By Adesina Abdulhameed
Ever wondered why multiple Web3 projects crop up every other day, but few make it into the limelight? The fastest way to get a Web3-themed project wrong is to apply the general rules of business without understanding the uniqueness of Web3 itself. If your business is to survive, you must know that Web3 is an evolution of how we communicate and work online with peculiarities that should be adequately accounted for.
Web3 projects thrive on their acceptability by the audience, and maintaining such relationships is crucial to staying relevant in the blockchain industry. Running a successful crypto or NFT project goes beyond creating an attractive website and a concept that works. You can have the best idea in the world and still flatline without making a name for yourself if you don’t understand the importance of community in Web3.
Unlike a conventional business where you can easily build your brand from scratch and depend solely on the quality of your product to speak for you, Web3 adds fluctuating variables to audience reception. Your project can be doing great, for instance, and something as minor as misinformation or fear, uncertainty, and doubt (FUD) can suddenly bring your business crashing down. No matter how great your product or service is, keeping a tight rein on your business-audience relationship is the most crucial strategy to keep your business alive and running.
What Is a Community Manager?
In Web3 jargon, a community manager is responsible for creating and maintaining relationships in an online community of stakeholders (customers). The tasks of a community manager include handling customer service, moderating community content, developing new ways to improve and grow the community, providing timely information to community members, and so on. Great community management ultimately increases user engagement and entrenches customer loyalty.

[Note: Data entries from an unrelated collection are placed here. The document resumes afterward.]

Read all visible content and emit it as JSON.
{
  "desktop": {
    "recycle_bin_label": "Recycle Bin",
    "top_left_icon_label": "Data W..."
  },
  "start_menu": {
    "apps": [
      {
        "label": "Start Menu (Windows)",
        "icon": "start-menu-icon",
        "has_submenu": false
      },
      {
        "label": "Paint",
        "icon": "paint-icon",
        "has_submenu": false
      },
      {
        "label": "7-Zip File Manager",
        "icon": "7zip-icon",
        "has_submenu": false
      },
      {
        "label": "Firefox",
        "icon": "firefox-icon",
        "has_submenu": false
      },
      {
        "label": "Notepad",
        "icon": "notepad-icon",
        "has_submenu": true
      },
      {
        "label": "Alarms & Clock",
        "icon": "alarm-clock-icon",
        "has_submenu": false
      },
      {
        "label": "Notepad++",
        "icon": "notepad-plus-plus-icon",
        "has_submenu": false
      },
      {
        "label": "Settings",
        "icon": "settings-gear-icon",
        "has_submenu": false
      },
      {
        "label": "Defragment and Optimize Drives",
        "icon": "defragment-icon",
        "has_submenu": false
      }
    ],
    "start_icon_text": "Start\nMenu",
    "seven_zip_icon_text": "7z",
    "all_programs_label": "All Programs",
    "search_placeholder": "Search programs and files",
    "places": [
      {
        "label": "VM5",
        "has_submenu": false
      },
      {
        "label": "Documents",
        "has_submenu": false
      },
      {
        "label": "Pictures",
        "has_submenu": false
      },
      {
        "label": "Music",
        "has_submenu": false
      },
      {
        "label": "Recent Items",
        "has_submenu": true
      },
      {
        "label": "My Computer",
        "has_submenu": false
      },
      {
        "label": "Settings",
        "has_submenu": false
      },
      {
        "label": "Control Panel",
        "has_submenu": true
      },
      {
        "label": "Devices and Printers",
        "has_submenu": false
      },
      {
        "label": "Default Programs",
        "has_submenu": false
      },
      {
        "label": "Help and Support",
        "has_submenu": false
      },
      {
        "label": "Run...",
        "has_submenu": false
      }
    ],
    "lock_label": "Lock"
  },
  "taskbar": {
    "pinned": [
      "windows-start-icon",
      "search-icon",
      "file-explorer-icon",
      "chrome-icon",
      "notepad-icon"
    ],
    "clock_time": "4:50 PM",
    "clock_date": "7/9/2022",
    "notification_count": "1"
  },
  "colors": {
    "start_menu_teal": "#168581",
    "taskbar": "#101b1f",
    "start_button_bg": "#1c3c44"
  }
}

One of the gravest mistakes any Web3 business can make is hiring an incompetent community manager. It is almost expected that you create a presence on a dedicated social media platform—like Discord, Twitter or Medium—to serve as a hub for end users of your product or services. In these dedicated spaces, your communities can interact directly with your team and other customers/digital asset owners. Many businesses get this wrong by assuming this is another job for a moderator or a job someone without the appropriate skill can handle.
Community management is not a position that just anybody can fill. Being a graduate of related courses does not automatically make you a good fit for community management. So, how do you find a qualified community manager?
Tips for Hiring the Right Community Manager
Selecting the right person to build and manage your community requires you to know the skills the potential manager must possess. Trends, characterized by peculiar slang, highly influence Web3. It is common to see terms like HODL, FOMO, FUD, WAGMI (check out our free Web3 glossary to learn these terms and more!), etc. These are the types of words your community manager is expected to use in a Web3 environment, so the hire should know what they mean and when to use them.
The safest way to get the right person to manage your community is to choose experience over any other form of qualification. Someone with passion and expertise in the blockchain or NFT space will understand your project and communicate more effectively with the community.
Web3 is a new world with several niches—like NFTs, DAOs and DeFi—and there is a different approach to managing each niche. A meme project, for example, needs a lively personality, which should be reflected in the community by engaging users to participate in games and other exciting activities.
Most importantly, before assigning anyone the role of managing your community, you must be sure they understand the depth and personality of your project. Is it a luxury experience? A charity requiring a compassionate and motivational leader? Or is it a childlike meme project built for fun and (potential) moneymaking? There is a huge difference among projects like The Royals NFT, The HUG NFT and the game Crabada, for example. A community manager with adequate information can easily answer questions posed by users. Although your community manager is not your public relations department, they should know enough about the project to perform customer service roles independently.
A business’s relevance is maintained by its continued ability to provide a valuable product or service to an audience or customer. In Web3, a community manager is a vital piece of the puzzle to make this possible. Hiring the right person can mean the difference between flourishing and floundering, so take the time to assess candidates’ personalities, skill sets and experience before hiring them. To learn more about how you can communicate and thrive in Web3, please subscribe to our blog or contact us today!